Ever since Kissinger branded Bangladesh a basket case, development aid and its practitioners have flocked here as it became a testing ground for fine-tuning development models and practices.
Bangladesh is now among the fastest growing economies, thanks to its thriving businesses and many trade agreements. However, it faces multiple challenges on the road to transitioning to a lower middle-income country, including no longer having LDC benefits. First off, it has a poor record of attracting FDIs, has highly concentrated exports and suffers weak competitiveness because of corruption and poor physical and social infrastructure.
For example, there are no policies or acts for establishing social enterprises, but enterprises in Bangladesh are growing at both social and commercial scales which need governance and policy support. We also need to remember that our greatest resource is our human resource and with increasing tensions/conflicts around the world, more of our remittance earning workers will be returning home. We will need to absorb them into our economic space and we can do so by expanding home businesses and enterprises. Furthermore, to harness their full potential they will need to develop their skills beyond academic institutions.
The challenge at this point, is not having the know-how but policies that propagates knowledge transfer and the fostering of local businesses—we could look at how high performing countries have done it.
So what is knowledge transfer? It is the transfer of tangible and intellectual property, expertise, learning and skills between academia, non-academic community, practitioners and experts in both tacit and explicit ways. It used a concept in business management for the continued growth of businesses. However, for government and investors it could give an important return on investment, one that provides significant boost to enhance economic growth and societal wellbeing. Sustainability, which is now key to development all throughout the world can be ensured through knowledge transfer.
If we look to our neighbours, the post-independence policies made by Nehru and his administration was that of knowledge transfer by ensuring that businesses can grow and expand elsewhere, but that knowledge, capacity and network, is passed on to the next generation of Indians. The Non-Alignment Movement (NAM) is notable in increasing the interest of FDIs in India—a tacit means for nations to follow their own interest without disturbing another, in-tune with the domestic requirement of democracy and socialism, so that even opposing superpowers could work with India without finding conflicts of interest. Aid, for example, was welcome from any region; be it USSR or USA, Germany or Japan. On the other hand, foreign trade and investment were encouraged but regularised with terms and conditions of investment and employment. Thus, when Honda came to India, it came with an exit plan, which was the building of India's own manufacturing capacity, hence emerged Hero Honda. Currently India's “Make-in-India” campaign is a continuation of this drive to locally built domestic industries through knowledge transfer from well-established giants in businesses.
Knowledge transfer is not just about communication, it seeks to organise, create, capture or distribute knowledge and ensure its availability for future users. In an increasingly global locality of practitioners, innovation and ICT, the transfer of policies from one country or region to another in a short span of time has become feasible at a large scale. There has been a lot of attention in the field of public administration for policy transfer and institutional transplantation. This is where we can make our experience as a nation more meaningful especially where our foreign trade and relations are concerned.

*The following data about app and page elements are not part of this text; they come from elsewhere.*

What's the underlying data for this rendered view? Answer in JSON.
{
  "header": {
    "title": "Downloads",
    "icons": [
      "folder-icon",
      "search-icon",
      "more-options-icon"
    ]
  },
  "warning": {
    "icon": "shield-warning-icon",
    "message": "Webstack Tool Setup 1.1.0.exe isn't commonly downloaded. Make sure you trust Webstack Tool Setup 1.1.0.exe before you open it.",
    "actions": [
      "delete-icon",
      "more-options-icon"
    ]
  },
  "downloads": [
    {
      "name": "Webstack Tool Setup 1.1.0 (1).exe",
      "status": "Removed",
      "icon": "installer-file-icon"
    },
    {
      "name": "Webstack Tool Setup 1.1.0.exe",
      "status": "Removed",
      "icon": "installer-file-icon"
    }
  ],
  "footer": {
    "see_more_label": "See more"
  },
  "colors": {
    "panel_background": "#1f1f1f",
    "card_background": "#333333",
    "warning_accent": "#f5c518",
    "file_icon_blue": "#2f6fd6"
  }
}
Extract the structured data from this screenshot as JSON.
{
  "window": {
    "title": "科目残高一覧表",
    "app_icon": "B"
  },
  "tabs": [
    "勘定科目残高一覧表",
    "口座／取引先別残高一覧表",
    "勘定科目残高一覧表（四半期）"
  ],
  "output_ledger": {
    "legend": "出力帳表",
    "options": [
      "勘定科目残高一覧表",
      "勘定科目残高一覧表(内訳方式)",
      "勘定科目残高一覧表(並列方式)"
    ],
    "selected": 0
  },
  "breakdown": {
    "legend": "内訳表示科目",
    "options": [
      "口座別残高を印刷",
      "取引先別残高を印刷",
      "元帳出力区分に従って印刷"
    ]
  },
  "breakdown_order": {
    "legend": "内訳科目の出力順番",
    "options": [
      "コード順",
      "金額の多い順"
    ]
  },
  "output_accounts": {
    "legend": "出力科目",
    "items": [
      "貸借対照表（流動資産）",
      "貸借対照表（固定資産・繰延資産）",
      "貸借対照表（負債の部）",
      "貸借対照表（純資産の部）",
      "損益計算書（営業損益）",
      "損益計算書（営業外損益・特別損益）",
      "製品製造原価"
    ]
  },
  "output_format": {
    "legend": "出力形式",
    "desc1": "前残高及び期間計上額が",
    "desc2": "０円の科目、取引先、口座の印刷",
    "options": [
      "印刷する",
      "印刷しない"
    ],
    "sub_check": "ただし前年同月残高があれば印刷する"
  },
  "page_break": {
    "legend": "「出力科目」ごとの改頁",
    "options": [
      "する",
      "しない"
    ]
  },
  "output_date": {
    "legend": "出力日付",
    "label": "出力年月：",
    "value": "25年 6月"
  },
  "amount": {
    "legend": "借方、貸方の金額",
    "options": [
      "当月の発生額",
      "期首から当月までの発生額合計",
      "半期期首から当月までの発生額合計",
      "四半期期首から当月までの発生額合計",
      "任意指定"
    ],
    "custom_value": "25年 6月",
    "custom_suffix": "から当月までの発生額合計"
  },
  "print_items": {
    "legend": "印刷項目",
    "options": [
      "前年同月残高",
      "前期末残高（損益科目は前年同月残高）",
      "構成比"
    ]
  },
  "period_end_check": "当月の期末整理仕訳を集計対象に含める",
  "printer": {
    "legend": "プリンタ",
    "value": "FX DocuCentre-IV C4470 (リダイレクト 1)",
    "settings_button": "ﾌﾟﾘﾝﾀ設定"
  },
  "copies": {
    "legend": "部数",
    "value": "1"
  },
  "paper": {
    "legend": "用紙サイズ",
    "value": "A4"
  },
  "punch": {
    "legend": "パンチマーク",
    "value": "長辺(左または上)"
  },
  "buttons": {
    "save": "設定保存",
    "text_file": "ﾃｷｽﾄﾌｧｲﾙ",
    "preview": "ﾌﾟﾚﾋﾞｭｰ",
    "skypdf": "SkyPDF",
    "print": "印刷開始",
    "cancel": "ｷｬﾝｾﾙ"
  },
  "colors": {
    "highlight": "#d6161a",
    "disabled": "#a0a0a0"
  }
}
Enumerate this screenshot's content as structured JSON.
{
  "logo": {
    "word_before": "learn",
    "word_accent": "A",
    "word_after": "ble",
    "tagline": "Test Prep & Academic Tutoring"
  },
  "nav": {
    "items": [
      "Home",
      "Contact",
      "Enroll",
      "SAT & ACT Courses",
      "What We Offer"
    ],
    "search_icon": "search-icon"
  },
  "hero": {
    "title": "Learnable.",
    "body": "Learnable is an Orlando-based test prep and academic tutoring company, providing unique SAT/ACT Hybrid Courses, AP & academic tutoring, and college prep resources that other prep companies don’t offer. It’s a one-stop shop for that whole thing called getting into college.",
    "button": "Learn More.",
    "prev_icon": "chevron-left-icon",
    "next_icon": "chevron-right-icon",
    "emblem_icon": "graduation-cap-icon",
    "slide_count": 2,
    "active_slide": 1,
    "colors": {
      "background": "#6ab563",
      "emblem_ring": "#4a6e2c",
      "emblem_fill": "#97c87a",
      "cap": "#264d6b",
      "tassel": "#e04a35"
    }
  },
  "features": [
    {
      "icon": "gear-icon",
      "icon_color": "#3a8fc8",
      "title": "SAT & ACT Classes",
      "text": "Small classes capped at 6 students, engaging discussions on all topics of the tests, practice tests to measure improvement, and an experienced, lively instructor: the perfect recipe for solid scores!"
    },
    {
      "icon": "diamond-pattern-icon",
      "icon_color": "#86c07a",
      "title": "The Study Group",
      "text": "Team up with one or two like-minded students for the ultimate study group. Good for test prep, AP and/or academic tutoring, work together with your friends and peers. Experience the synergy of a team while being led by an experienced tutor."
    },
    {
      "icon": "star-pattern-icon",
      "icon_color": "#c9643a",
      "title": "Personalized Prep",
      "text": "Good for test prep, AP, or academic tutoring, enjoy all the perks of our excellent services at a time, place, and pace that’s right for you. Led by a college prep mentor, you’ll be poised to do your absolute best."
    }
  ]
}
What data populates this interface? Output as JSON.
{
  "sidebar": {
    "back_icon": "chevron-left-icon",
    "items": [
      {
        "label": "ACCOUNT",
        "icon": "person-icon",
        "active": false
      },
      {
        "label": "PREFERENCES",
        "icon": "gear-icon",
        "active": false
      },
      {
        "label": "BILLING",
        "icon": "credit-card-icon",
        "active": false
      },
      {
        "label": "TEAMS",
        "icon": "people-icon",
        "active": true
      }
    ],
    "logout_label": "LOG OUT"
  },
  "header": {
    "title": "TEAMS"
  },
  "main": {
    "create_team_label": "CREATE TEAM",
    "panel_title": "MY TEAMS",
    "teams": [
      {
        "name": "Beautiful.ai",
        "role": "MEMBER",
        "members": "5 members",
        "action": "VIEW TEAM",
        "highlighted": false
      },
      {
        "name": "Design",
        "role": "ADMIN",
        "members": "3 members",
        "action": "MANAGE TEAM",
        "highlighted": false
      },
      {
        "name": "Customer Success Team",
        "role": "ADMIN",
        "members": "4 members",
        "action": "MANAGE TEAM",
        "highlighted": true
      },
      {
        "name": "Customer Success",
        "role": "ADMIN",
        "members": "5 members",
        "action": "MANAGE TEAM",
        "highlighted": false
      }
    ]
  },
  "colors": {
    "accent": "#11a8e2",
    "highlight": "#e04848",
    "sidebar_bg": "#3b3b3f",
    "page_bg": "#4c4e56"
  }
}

Our unique ability to build resilience in climate vulnerable regions, our crisis management of the refugee influx are aspects that so many countries can learn from. However, because we do not have any policies in place when it comes to these issues, so much of the knowledge that we generate do not get passed on. Which is why we continually need to hire experts from abroad at high costs, also in case of managing our major industries and development projects.
We may not have had policies in the past but there is no reason not to implement them today as that would be in our own best interest. This will also help us develop local capacities, especially from neighbouring countries. There is much to be gained from such collaboration. It is thus extremely important at this stage of our graduation from LDC that the knowledge we have be documented, nurtured and capitalised on, as there are many things that other countries can learn from us and vice-versa.
Sharmin Ahmed is a development practitioner with a focus on private sector development and market systems development.